If you’re going to use Uber, they don’t favour cards, so have cash handy as a means to pay and be prepared for hidden costs such as toll gates and road tax. I think it’s worth it because the scenic intake is a steal. Unless you don’t mind the state of the toilets, I would only recommend train trips for short journeys.

Pack that mosquito spray

If you’re prone to being bitten, this is not the place to take these suckers for granted. You will be the target of every mosquito in your vicinity. I kid you not, guys. If you can spare the expense, try to get those malaria tablets too. Do not take risks when it comes to this. Always keep some spray handy, especially during the evening.


If you want to pack light and take things home this is your perfect excuse. You don’t have to worry about clothes in India. There are shops to fit your needs at every corner. I literally packed four items for the trip because I didn’t want to have to stress about baggage. It made the trip so much more fun buying a new outfit for the next day. Most people take an empty bag and just do all their shopping there, since the prices are more than reasonable.

Other interesting facts:

Streets in India are not necessarily clean, so wear closed shoes as often as possible.

India is one of the most hard working countries in the world. It’s impressive. While we’re having nightcaps, these dedicated citizens are drilling and hustling to make a living.

Overall, this trip was an eye-opener. Whether you’re looking to visit short or long term , it is definitely worth seeing the way other people do life. India is a huge country and cannot be explored in just a few weeks, so choose your must-sees and make the most of them to get the best out of your journey. And don’t forget, always keep your camera on hand.
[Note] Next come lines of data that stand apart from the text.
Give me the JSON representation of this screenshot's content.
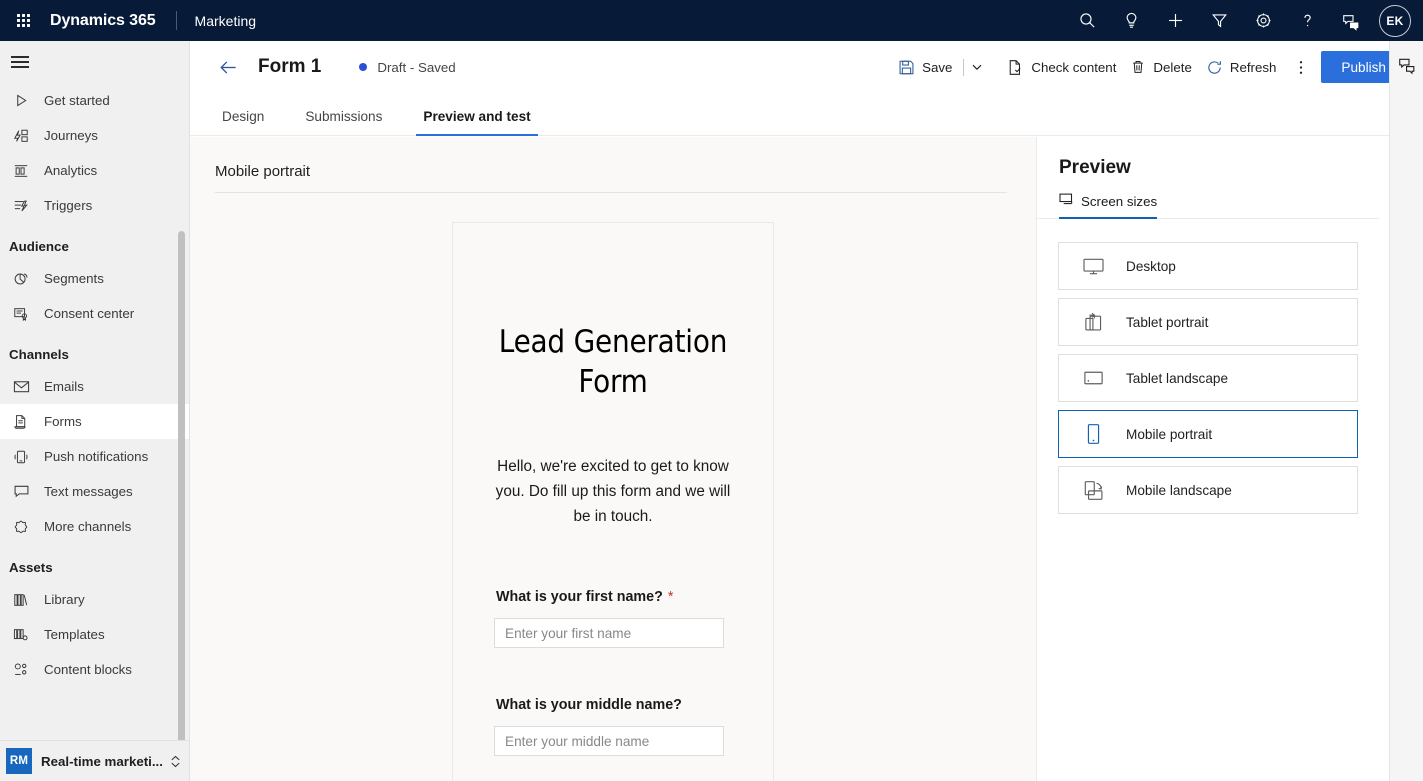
{
  "topbar": {
    "waffle_label": "app-launcher",
    "brand": "Dynamics 365",
    "app_name": "Marketing",
    "icons": [
      "search-icon",
      "lightbulb-icon",
      "plus-icon",
      "filter-icon",
      "gear-icon",
      "help-icon",
      "feedback-icon"
    ],
    "avatar_initials": "EK",
    "background_color": "#071a38"
  },
  "sidebar": {
    "hamburger_label": "Collapse site map",
    "items": [
      {
        "label": "Get started",
        "icon": "play-icon",
        "selected": false
      },
      {
        "label": "Journeys",
        "icon": "journeys-icon",
        "selected": false
      },
      {
        "label": "Analytics",
        "icon": "analytics-icon",
        "selected": false
      },
      {
        "label": "Triggers",
        "icon": "triggers-icon",
        "selected": false
      }
    ],
    "groups": [
      {
        "title": "Audience",
        "items": [
          {
            "label": "Segments",
            "icon": "segments-icon",
            "selected": false
          },
          {
            "label": "Consent center",
            "icon": "consent-icon",
            "selected": false
          }
        ]
      },
      {
        "title": "Channels",
        "items": [
          {
            "label": "Emails",
            "icon": "email-icon",
            "selected": false
          },
          {
            "label": "Forms",
            "icon": "forms-icon",
            "selected": true
          },
          {
            "label": "Push notifications",
            "icon": "push-notification-icon",
            "selected": false
          },
          {
            "label": "Text messages",
            "icon": "text-message-icon",
            "selected": false
          },
          {
            "label": "More channels",
            "icon": "more-channels-icon",
            "selected": false
          }
        ]
      },
      {
        "title": "Assets",
        "items": [
          {
            "label": "Library",
            "icon": "library-icon",
            "selected": false
          },
          {
            "label": "Templates",
            "icon": "templates-icon",
            "selected": false
          },
          {
            "label": "Content blocks",
            "icon": "content-blocks-icon",
            "selected": false
          }
        ]
      }
    ],
    "area_switcher": {
      "badge": "RM",
      "label": "Real-time marketi...",
      "icon": "area-switcher-chevron-icon"
    },
    "background_color": "#f0f0f0"
  },
  "commandbar": {
    "back_label": "Back",
    "form_title": "Form 1",
    "status": "Draft - Saved",
    "status_dot_color": "#2a50d8",
    "save_label": "Save",
    "check_content_label": "Check content",
    "delete_label": "Delete",
    "refresh_label": "Refresh",
    "overflow_label": "More commands",
    "publish_label": "Publish",
    "publish_color": "#2b6fdd"
  },
  "tabs": [
    {
      "label": "Design",
      "active": false
    },
    {
      "label": "Submissions",
      "active": false
    },
    {
      "label": "Preview and test",
      "active": true
    }
  ],
  "canvas": {
    "device_label": "Mobile portrait",
    "form": {
      "heading": "Lead Generation Form",
      "subtext": "Hello, we're excited to get to know you. Do fill up this form and we will be in touch.",
      "fields": [
        {
          "label": "What is your first name?",
          "required": true,
          "required_marker": "*",
          "placeholder": "Enter your first name",
          "value": ""
        },
        {
          "label": "What is your middle name?",
          "required": false,
          "required_marker": "",
          "placeholder": "Enter your middle name",
          "value": ""
        }
      ]
    }
  },
  "preview_panel": {
    "title": "Preview",
    "tab_label": "Screen sizes",
    "tab_icon": "screen-sizes-icon",
    "accent_color": "#0f62b0",
    "sizes": [
      {
        "label": "Desktop",
        "icon": "desktop-icon",
        "selected": false
      },
      {
        "label": "Tablet portrait",
        "icon": "tablet-portrait-icon",
        "selected": false
      },
      {
        "label": "Tablet landscape",
        "icon": "tablet-landscape-icon",
        "selected": false
      },
      {
        "label": "Mobile portrait",
        "icon": "mobile-portrait-icon",
        "selected": true
      },
      {
        "label": "Mobile landscape",
        "icon": "mobile-landscape-icon",
        "selected": false
      }
    ]
  },
  "right_rail": {
    "feedback_icon": "feedback-icon"
  }
}
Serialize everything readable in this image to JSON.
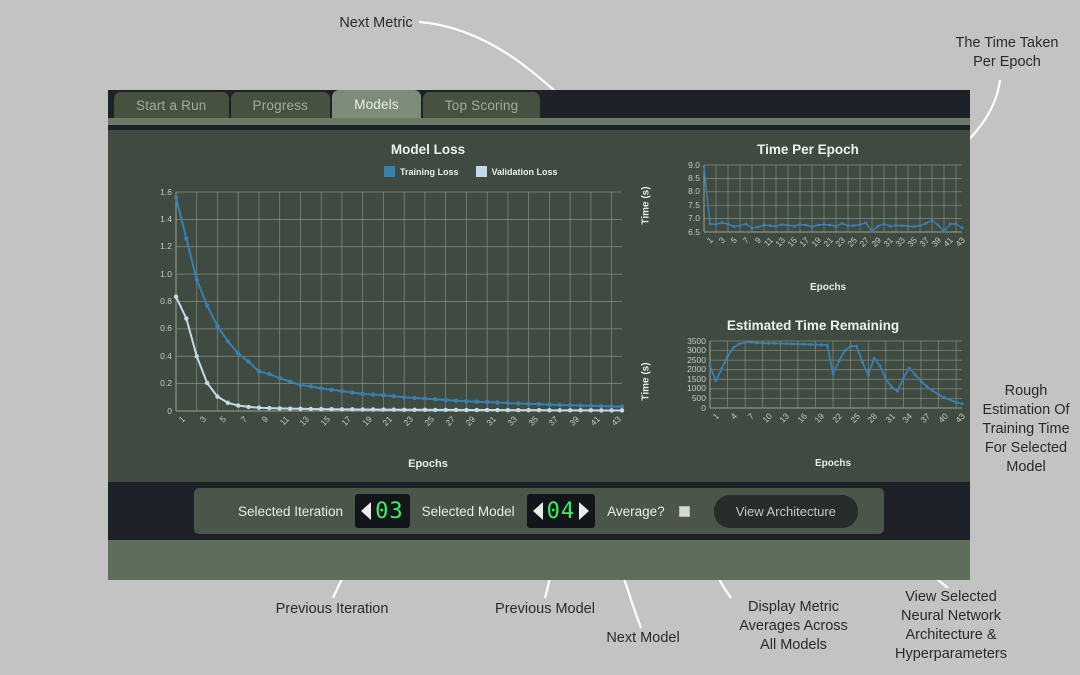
{
  "window": {
    "tabs": [
      {
        "label": "Start a Run",
        "active": false
      },
      {
        "label": "Progress",
        "active": false
      },
      {
        "label": "Models",
        "active": true
      },
      {
        "label": "Top Scoring",
        "active": false
      }
    ]
  },
  "controls": {
    "iteration_label": "Selected Iteration",
    "iteration_value": "03",
    "model_label": "Selected Model",
    "model_value": "04",
    "average_label": "Average?",
    "average_checked": false,
    "view_architecture_label": "View Architecture"
  },
  "annotations": [
    {
      "id": "next-metric",
      "text": "Next Metric"
    },
    {
      "id": "time-taken-per-epoch",
      "text": "The Time Taken\nPer Epoch"
    },
    {
      "id": "rough-estimation",
      "text": "Rough\nEstimation Of\nTraining Time\nFor Selected\nModel"
    },
    {
      "id": "previous-iteration",
      "text": "Previous Iteration"
    },
    {
      "id": "previous-model",
      "text": "Previous Model"
    },
    {
      "id": "next-model",
      "text": "Next Model"
    },
    {
      "id": "display-averages",
      "text": "Display Metric\nAverages Across\nAll Models"
    },
    {
      "id": "view-architecture-note",
      "text": "View Selected\nNeural Network\nArchitecture &\nHyperparameters"
    }
  ],
  "colors": {
    "training_loss": "#3a7fb0",
    "validation_loss": "#c3d9e8",
    "chart_bg": "#3f4a40",
    "grid": "#9aa595",
    "panel_bg": "#4b554a",
    "bar_bg": "#1e2228",
    "footer_bg": "#5f6e5b",
    "tab_active": "#7d8c78",
    "tab_inactive": "#475140",
    "lcd_green": "#3bf063",
    "page_bg": "#c3c3c3"
  },
  "chart_data": [
    {
      "id": "model-loss",
      "type": "line",
      "title": "Model Loss",
      "xlabel": "Epochs",
      "ylabel": "",
      "grid": true,
      "legend": [
        "Training Loss",
        "Validation Loss"
      ],
      "legend_position": "top",
      "xlim": [
        1,
        44
      ],
      "ylim": [
        0,
        1.6
      ],
      "yticks": [
        0,
        0.2,
        0.4,
        0.6,
        0.8,
        1.0,
        1.2,
        1.4,
        1.6
      ],
      "ytick_labels": [
        "0",
        "0.2",
        "0.4",
        "0.6",
        "0.8",
        "1.0",
        "1.2",
        "1.4",
        "1.6"
      ],
      "xticks": [
        1,
        3,
        5,
        7,
        9,
        11,
        13,
        15,
        17,
        19,
        21,
        23,
        25,
        27,
        29,
        31,
        33,
        35,
        37,
        39,
        41,
        43
      ],
      "x": [
        1,
        2,
        3,
        4,
        5,
        6,
        7,
        8,
        9,
        10,
        11,
        12,
        13,
        14,
        15,
        16,
        17,
        18,
        19,
        20,
        21,
        22,
        23,
        24,
        25,
        26,
        27,
        28,
        29,
        30,
        31,
        32,
        33,
        34,
        35,
        36,
        37,
        38,
        39,
        40,
        41,
        42,
        43,
        44
      ],
      "series": [
        {
          "name": "Training Loss",
          "color": "#3a7fb0",
          "values": [
            1.56,
            1.26,
            0.96,
            0.77,
            0.62,
            0.51,
            0.42,
            0.36,
            0.29,
            0.27,
            0.24,
            0.215,
            0.19,
            0.18,
            0.165,
            0.155,
            0.145,
            0.135,
            0.125,
            0.12,
            0.115,
            0.108,
            0.1,
            0.095,
            0.09,
            0.085,
            0.08,
            0.075,
            0.072,
            0.068,
            0.065,
            0.062,
            0.058,
            0.055,
            0.052,
            0.05,
            0.047,
            0.044,
            0.042,
            0.04,
            0.038,
            0.036,
            0.034,
            0.032
          ]
        },
        {
          "name": "Validation Loss",
          "color": "#c3d9e8",
          "values": [
            0.835,
            0.675,
            0.4,
            0.205,
            0.105,
            0.06,
            0.04,
            0.03,
            0.024,
            0.021,
            0.019,
            0.017,
            0.016,
            0.015,
            0.014,
            0.013,
            0.012,
            0.012,
            0.011,
            0.011,
            0.01,
            0.01,
            0.009,
            0.009,
            0.009,
            0.008,
            0.008,
            0.008,
            0.007,
            0.007,
            0.007,
            0.007,
            0.006,
            0.006,
            0.006,
            0.006,
            0.005,
            0.005,
            0.005,
            0.005,
            0.005,
            0.004,
            0.004,
            0.004
          ]
        }
      ]
    },
    {
      "id": "time-per-epoch",
      "type": "line",
      "title": "Time Per Epoch",
      "xlabel": "Epochs",
      "ylabel": "Time (s)",
      "grid": true,
      "xlim": [
        1,
        44
      ],
      "ylim": [
        6.5,
        9.0
      ],
      "yticks": [
        6.5,
        7.0,
        7.5,
        8.0,
        8.5,
        9.0
      ],
      "ytick_labels": [
        "6.5",
        "7.0",
        "7.5",
        "8.0",
        "8.5",
        "9.0"
      ],
      "xticks": [
        1,
        3,
        5,
        7,
        9,
        11,
        13,
        15,
        17,
        19,
        21,
        23,
        25,
        27,
        29,
        31,
        33,
        35,
        37,
        39,
        41,
        43
      ],
      "x": [
        1,
        2,
        3,
        4,
        5,
        6,
        7,
        8,
        9,
        10,
        11,
        12,
        13,
        14,
        15,
        16,
        17,
        18,
        19,
        20,
        21,
        22,
        23,
        24,
        25,
        26,
        27,
        28,
        29,
        30,
        31,
        32,
        33,
        34,
        35,
        36,
        37,
        38,
        39,
        40,
        41,
        42,
        43,
        44
      ],
      "series": [
        {
          "name": "Time Per Epoch",
          "color": "#3a7fb0",
          "values": [
            8.93,
            6.8,
            6.79,
            6.85,
            6.8,
            6.7,
            6.74,
            6.8,
            6.65,
            6.68,
            6.76,
            6.74,
            6.72,
            6.78,
            6.75,
            6.72,
            6.78,
            6.76,
            6.7,
            6.76,
            6.78,
            6.76,
            6.72,
            6.82,
            6.74,
            6.74,
            6.78,
            6.84,
            6.52,
            6.72,
            6.8,
            6.72,
            6.74,
            6.74,
            6.72,
            6.7,
            6.74,
            6.82,
            6.94,
            6.76,
            6.52,
            6.8,
            6.8,
            6.66
          ]
        }
      ]
    },
    {
      "id": "estimated-time-remaining",
      "type": "line",
      "title": "Estimated Time Remaining",
      "xlabel": "Epochs",
      "ylabel": "Time (s)",
      "grid": true,
      "xlim": [
        1,
        44
      ],
      "ylim": [
        0,
        3500
      ],
      "yticks": [
        0,
        500,
        1000,
        1500,
        2000,
        2500,
        3000,
        3500
      ],
      "ytick_labels": [
        "0",
        "500",
        "1000",
        "1500",
        "2000",
        "2500",
        "3000",
        "3500"
      ],
      "xticks": [
        1,
        4,
        7,
        10,
        13,
        16,
        19,
        22,
        25,
        28,
        31,
        34,
        37,
        40,
        43
      ],
      "x": [
        1,
        2,
        3,
        4,
        5,
        6,
        7,
        8,
        9,
        10,
        11,
        12,
        13,
        14,
        15,
        16,
        17,
        18,
        19,
        20,
        21,
        22,
        23,
        24,
        25,
        26,
        27,
        28,
        29,
        30,
        31,
        32,
        33,
        34,
        35,
        36,
        37,
        38,
        39,
        40,
        41,
        42,
        43,
        44
      ],
      "series": [
        {
          "name": "Estimated Time Remaining",
          "color": "#3a7fb0",
          "values": [
            2200,
            1420,
            2050,
            2700,
            3150,
            3350,
            3430,
            3440,
            3400,
            3390,
            3380,
            3380,
            3370,
            3360,
            3350,
            3340,
            3330,
            3320,
            3310,
            3300,
            3290,
            1780,
            2450,
            3000,
            3230,
            3240,
            2400,
            1720,
            2600,
            2200,
            1500,
            1100,
            880,
            1570,
            2080,
            1750,
            1400,
            1120,
            900,
            700,
            540,
            420,
            300,
            220
          ]
        }
      ]
    }
  ]
}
**If you would like to see more photos of our adventure, you can find more stunning memories here.**